cover image Beyond Ethnic Loneliness: The Pain of Marginalization and the Path to Belonging

Beyond Ethnic Loneliness: The Pain of Marginalization and the Path to Belonging

Prasanta Verma. IVP, $18 trade paper (224p) ISBN 978-1-5140-0741-9

Poet Verma debuts with a candid exploration of what it means to search for belonging in a society riven by racial and ethnic prejudice. Growing up in rural Alabama, Verma felt perennially trapped in a “liminal space” between two cultures (“If God wanted me to be Indian, why had my parents left India? If God had wanted me to be an American, why did I look Indian?”). Addressing readers who feel similarly “stateless,” she explains how minorities in the U.S. experience both invisibility and hypervisibility as they’re simultaneously “targeted and profiled” and “ignored in ways that diminish our influence.” Such treatment, Verma contends, fosters social exclusion and loss of cultural identity. While Verma wisely avoids easy solutions, she advises readers to draw boundaries around one’s “time and energy” (by limiting news sources that cause “vicarious trauma,” for example), and emphasizes the grounding power of faith, because “we are perpetually seen, known, and loved by God.” A dizzying amount of ground gets covered here; as a result, worthy topics such as parenting in a racialized society, representation, and PTSD in people of color get somewhat shortchanged.
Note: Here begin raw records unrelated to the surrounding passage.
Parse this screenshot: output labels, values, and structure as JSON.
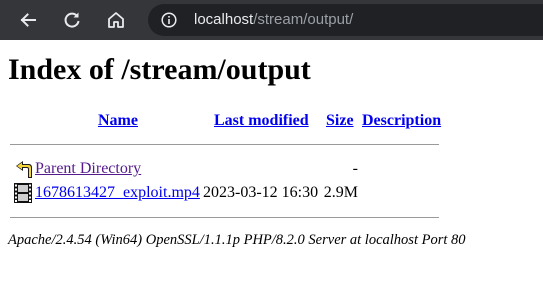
{
  "browser": {
    "url_host": "localhost",
    "url_path": "/stream/output/",
    "icons": {
      "back": "back-arrow-icon",
      "reload": "reload-icon",
      "home": "home-icon",
      "site_info": "info-icon"
    },
    "colors": {
      "toolbar_bg": "#35363a",
      "omnibox_bg": "#202124",
      "url_host": "#e8eaed",
      "url_path": "#9aa0a6"
    }
  },
  "page": {
    "title": "Index of /stream/output",
    "columns": {
      "name": "Name",
      "last_modified": "Last modified",
      "size": "Size",
      "description": "Description"
    },
    "rows": [
      {
        "icon": "back-folder-icon",
        "name": "Parent Directory",
        "last_modified": "",
        "size": "-",
        "description": ""
      },
      {
        "icon": "movie-icon",
        "name": "1678613427_exploit.mp4",
        "last_modified": "2023-03-12 16:30",
        "size": "2.9M",
        "description": ""
      }
    ],
    "address": "Apache/2.4.54 (Win64) OpenSSL/1.1.1p PHP/8.2.0 Server at localhost Port 80",
    "colors": {
      "link": "#0000ee",
      "visited_link": "#551a8b"
    }
  }
}
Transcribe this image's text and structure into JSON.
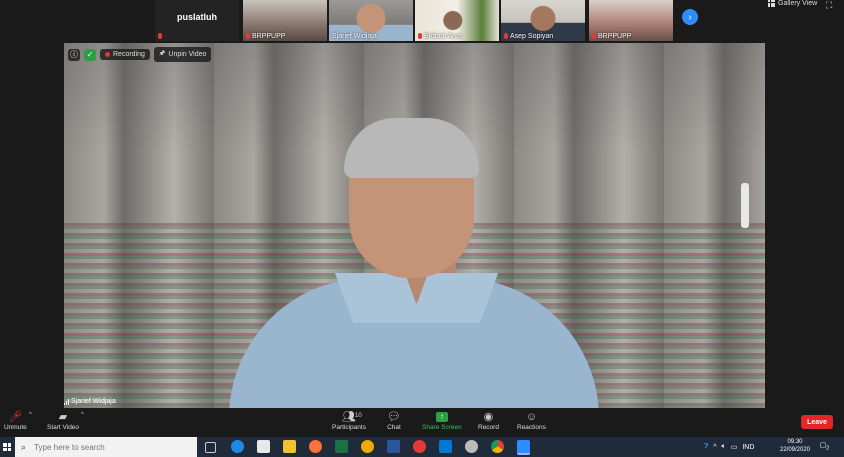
{
  "thumbnails": [
    {
      "name": "",
      "center_name": "pusIatluh",
      "mic_muted": true,
      "active": false
    },
    {
      "name": "BRPPUPP",
      "mic_muted": true,
      "active": false
    },
    {
      "name": "Sjarief Widjaja",
      "mic_muted": false,
      "active": true
    },
    {
      "name": "Erdiani Arya",
      "mic_muted": true,
      "active": false
    },
    {
      "name": "Asep Sopiyan",
      "mic_muted": true,
      "active": false
    },
    {
      "name": "BRPPUPP",
      "mic_muted": true,
      "active": false
    }
  ],
  "gallery_view_label": "Gallery View",
  "main_video": {
    "recording_label": "Recording",
    "unpin_label": "Unpin Video",
    "speaker_name": "Sjarief Widjaja"
  },
  "controls": {
    "unmute": "Unmute",
    "start_video": "Start Video",
    "participants": "Participants",
    "participants_count": "10",
    "chat": "Chat",
    "share_screen": "Share Screen",
    "record": "Record",
    "reactions": "Reactions",
    "leave": "Leave"
  },
  "taskbar": {
    "search_placeholder": "Type here to search",
    "language": "IND",
    "time": "09.30",
    "date": "22/09/2020",
    "notification_count": "2"
  }
}
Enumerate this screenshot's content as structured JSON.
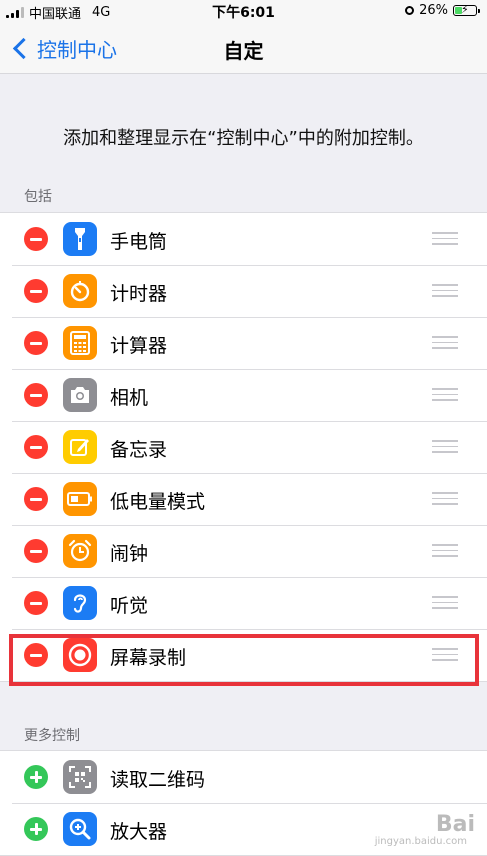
{
  "status_bar": {
    "carrier": "中国联通",
    "network": "4G",
    "time": "下午6:01",
    "battery": "26%"
  },
  "nav": {
    "back_label": "控制中心",
    "title": "自定"
  },
  "description": "添加和整理显示在“控制中心”中的附加控制。",
  "included": {
    "header": "包括",
    "items": [
      {
        "label": "手电筒",
        "icon": "flashlight-icon",
        "color": "#1c7cf4"
      },
      {
        "label": "计时器",
        "icon": "timer-icon",
        "color": "#ff9500"
      },
      {
        "label": "计算器",
        "icon": "calculator-icon",
        "color": "#ff9500"
      },
      {
        "label": "相机",
        "icon": "camera-icon",
        "color": "#8e8e93"
      },
      {
        "label": "备忘录",
        "icon": "notes-icon",
        "color": "#ffcc00"
      },
      {
        "label": "低电量模式",
        "icon": "low-power-icon",
        "color": "#ff9500"
      },
      {
        "label": "闹钟",
        "icon": "alarm-icon",
        "color": "#ff9500"
      },
      {
        "label": "听觉",
        "icon": "hearing-icon",
        "color": "#1c7cf4"
      },
      {
        "label": "屏幕录制",
        "icon": "screen-record-icon",
        "color": "#ff3b30",
        "highlighted": true
      }
    ]
  },
  "more": {
    "header": "更多控制",
    "items": [
      {
        "label": "读取二维码",
        "icon": "qr-code-icon",
        "color": "#8e8e93"
      },
      {
        "label": "放大器",
        "icon": "magnifier-icon",
        "color": "#1c7cf4"
      }
    ]
  },
  "watermark": "Bai",
  "watermark_sub": "jingyan.baidu.com",
  "colors": {
    "highlight_border": "#e8333a",
    "accent": "#1a73e8"
  }
}
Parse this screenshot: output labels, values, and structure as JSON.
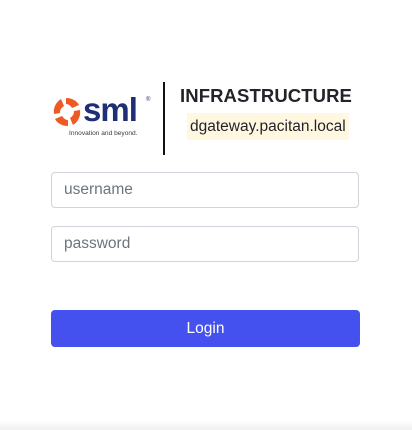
{
  "brand": {
    "logo_text": "sml",
    "logo_registered": "®",
    "logo_tagline": "Innovation and beyond.",
    "logo_icon": "sml-pinwheel-logo-icon",
    "logo_orange": "#ef5a24",
    "logo_navy": "#1f2f77"
  },
  "header": {
    "title": "INFRASTRUCTURE",
    "host": "dgateway.pacitan.local",
    "host_highlight": "#fff7e0"
  },
  "form": {
    "username": {
      "placeholder": "username",
      "value": ""
    },
    "password": {
      "placeholder": "password",
      "value": ""
    },
    "login_label": "Login",
    "login_color": "#4451ee"
  }
}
Still, readers will be won over by the author’s bracing honesty, keen insights into America’s systemic inequalities, and measured hope for repairing them (“I can speak up, speak out, write, pray, think, share my story”). It’s a brave and compassionate look at questions of belonging, identity, and faith. (Apr.)